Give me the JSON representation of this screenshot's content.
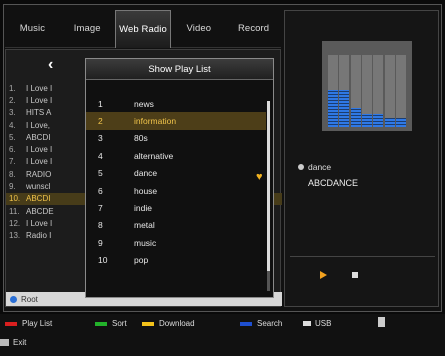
{
  "tabs": [
    "Music",
    "Image",
    "Web Radio",
    "Video",
    "Record"
  ],
  "active_tab": 2,
  "left_list": [
    {
      "n": "1.",
      "t": "I Love I"
    },
    {
      "n": "2.",
      "t": "I Love I"
    },
    {
      "n": "3.",
      "t": "HITS A"
    },
    {
      "n": "4.",
      "t": "I Love,"
    },
    {
      "n": "5.",
      "t": "ABCDI"
    },
    {
      "n": "6.",
      "t": "I Love I"
    },
    {
      "n": "7.",
      "t": "I Love I"
    },
    {
      "n": "8.",
      "t": "RADIO"
    },
    {
      "n": "9.",
      "t": "wunscl"
    },
    {
      "n": "10.",
      "t": "ABCDI"
    },
    {
      "n": "11.",
      "t": "ABCDE"
    },
    {
      "n": "12.",
      "t": "I Love I"
    },
    {
      "n": "13.",
      "t": "Radio I"
    }
  ],
  "left_selected": 9,
  "root_label": "Root",
  "popup": {
    "title": "Show Play List",
    "items": [
      {
        "n": "1",
        "t": "news"
      },
      {
        "n": "2",
        "t": "information"
      },
      {
        "n": "3",
        "t": "80s"
      },
      {
        "n": "4",
        "t": "alternative"
      },
      {
        "n": "5",
        "t": "dance"
      },
      {
        "n": "6",
        "t": "house"
      },
      {
        "n": "7",
        "t": "indie"
      },
      {
        "n": "8",
        "t": "metal"
      },
      {
        "n": "9",
        "t": "music"
      },
      {
        "n": "10",
        "t": "pop"
      }
    ],
    "selected": 1
  },
  "now_playing": {
    "genre": "dance",
    "station": "ABCDANCE"
  },
  "equalizer_levels": [
    0.52,
    0.52,
    0.26,
    0.18,
    0.18,
    0.12,
    0.12
  ],
  "footer": {
    "play_list": "Play List",
    "sort": "Sort",
    "download": "Download",
    "search": "Search",
    "usb": "USB",
    "exit": "Exit"
  },
  "colors": {
    "red": "#d91f1f",
    "green": "#22b22a",
    "yellow": "#f3c21b",
    "blue": "#1e4fd0",
    "accent": "#f0c34a"
  }
}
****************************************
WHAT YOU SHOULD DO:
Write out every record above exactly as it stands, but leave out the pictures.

REPLY:
Give me the JSON representation of this screenshot's content.
{
  "tabs": [
    "Music",
    "Image",
    "Web Radio",
    "Video",
    "Record"
  ],
  "active_tab": 2,
  "left_list": [
    {
      "n": "1.",
      "t": "I Love I"
    },
    {
      "n": "2.",
      "t": "I Love I"
    },
    {
      "n": "3.",
      "t": "HITS A"
    },
    {
      "n": "4.",
      "t": "I Love,"
    },
    {
      "n": "5.",
      "t": "ABCDI"
    },
    {
      "n": "6.",
      "t": "I Love I"
    },
    {
      "n": "7.",
      "t": "I Love I"
    },
    {
      "n": "8.",
      "t": "RADIO"
    },
    {
      "n": "9.",
      "t": "wunscl"
    },
    {
      "n": "10.",
      "t": "ABCDI"
    },
    {
      "n": "11.",
      "t": "ABCDE"
    },
    {
      "n": "12.",
      "t": "I Love I"
    },
    {
      "n": "13.",
      "t": "Radio I"
    }
  ],
  "left_selected": 9,
  "root_label": "Root",
  "popup": {
    "title": "Show Play List",
    "items": [
      {
        "n": "1",
        "t": "news"
      },
      {
        "n": "2",
        "t": "information"
      },
      {
        "n": "3",
        "t": "80s"
      },
      {
        "n": "4",
        "t": "alternative"
      },
      {
        "n": "5",
        "t": "dance"
      },
      {
        "n": "6",
        "t": "house"
      },
      {
        "n": "7",
        "t": "indie"
      },
      {
        "n": "8",
        "t": "metal"
      },
      {
        "n": "9",
        "t": "music"
      },
      {
        "n": "10",
        "t": "pop"
      }
    ],
    "selected": 1
  },
  "now_playing": {
    "genre": "dance",
    "station": "ABCDANCE"
  },
  "equalizer_levels": [
    0.52,
    0.52,
    0.26,
    0.18,
    0.18,
    0.12,
    0.12
  ],
  "footer": {
    "play_list": "Play List",
    "sort": "Sort",
    "download": "Download",
    "search": "Search",
    "usb": "USB",
    "exit": "Exit"
  },
  "colors": {
    "red": "#d91f1f",
    "green": "#22b22a",
    "yellow": "#f3c21b",
    "blue": "#1e4fd0",
    "accent": "#f0c34a"
  }
}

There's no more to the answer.